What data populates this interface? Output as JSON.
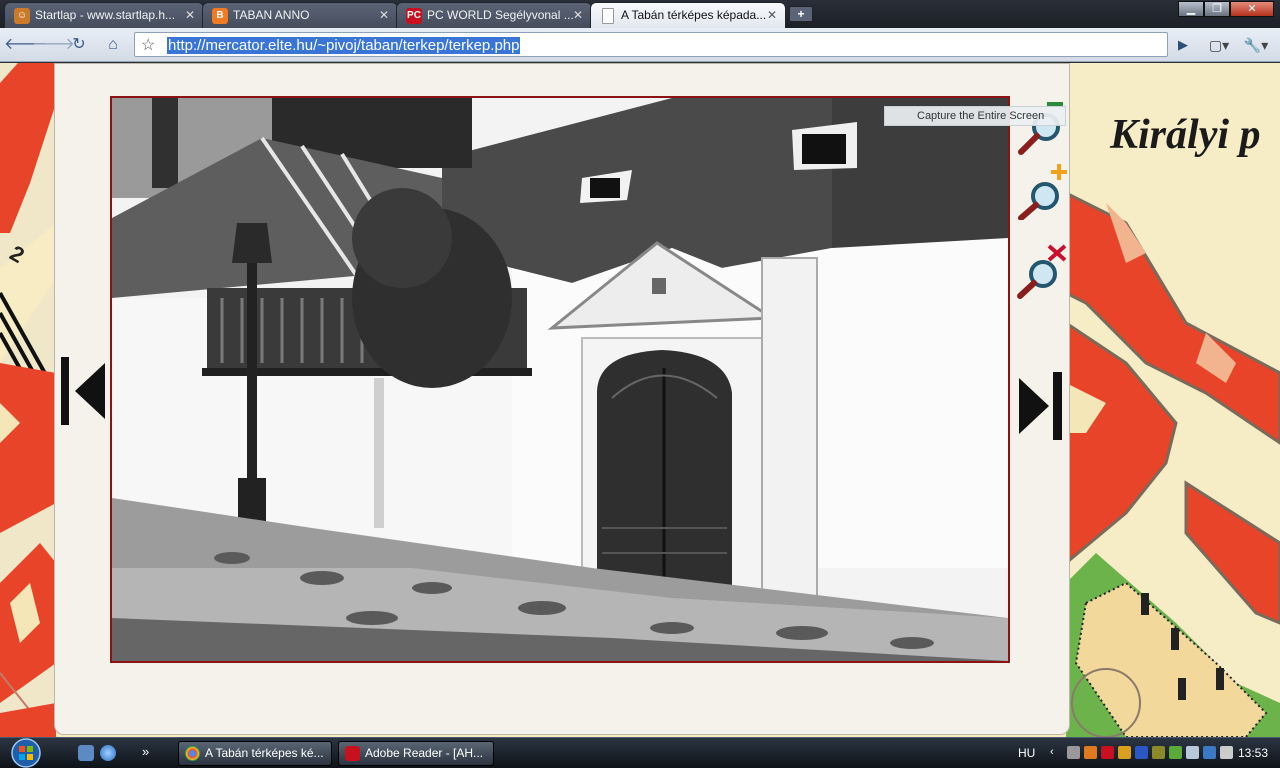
{
  "browser": {
    "tabs": [
      {
        "title": "Startlap - www.startlap.h...",
        "favicon": "startlap-icon",
        "active": false
      },
      {
        "title": "TABAN ANNO",
        "favicon": "blogger-icon",
        "active": false
      },
      {
        "title": "PC WORLD Segélyvonal ...",
        "favicon": "pcworld-icon",
        "active": false
      },
      {
        "title": "A Tabán térképes képada...",
        "favicon": "page-icon",
        "active": true
      }
    ],
    "new_tab_label": "+",
    "url": "http://mercator.elte.hu/~pivoj/taban/terkep/terkep.php",
    "toolbar_icons": [
      "back-icon",
      "forward-icon",
      "reload-icon",
      "home-icon",
      "star-icon",
      "go-icon",
      "page-menu-icon",
      "wrench-icon"
    ]
  },
  "page": {
    "map_label": "Királyi p",
    "map_street_number": "2",
    "tooltip": "Capture the Entire Screen",
    "controls": [
      "prev-arrow-icon",
      "next-arrow-icon",
      "zoom-out-icon",
      "zoom-in-icon",
      "zoom-close-icon"
    ],
    "colors": {
      "frame": "#8a1414",
      "map_red": "#e8442a",
      "map_cream": "#f4e6b7",
      "panel": "#f4f2ea"
    }
  },
  "taskbar": {
    "tasks": [
      {
        "label": "A Tabán térképes ké...",
        "icon": "chrome-icon"
      },
      {
        "label": "Adobe Reader - [AH...",
        "icon": "adobe-reader-icon"
      }
    ],
    "language": "HU",
    "clock": "13:53",
    "overflow": "»"
  }
}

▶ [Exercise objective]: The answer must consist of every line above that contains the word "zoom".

▶ [Result of the task]:
      "zoom-out-icon",
      "zoom-in-icon",
      "zoom-close-icon"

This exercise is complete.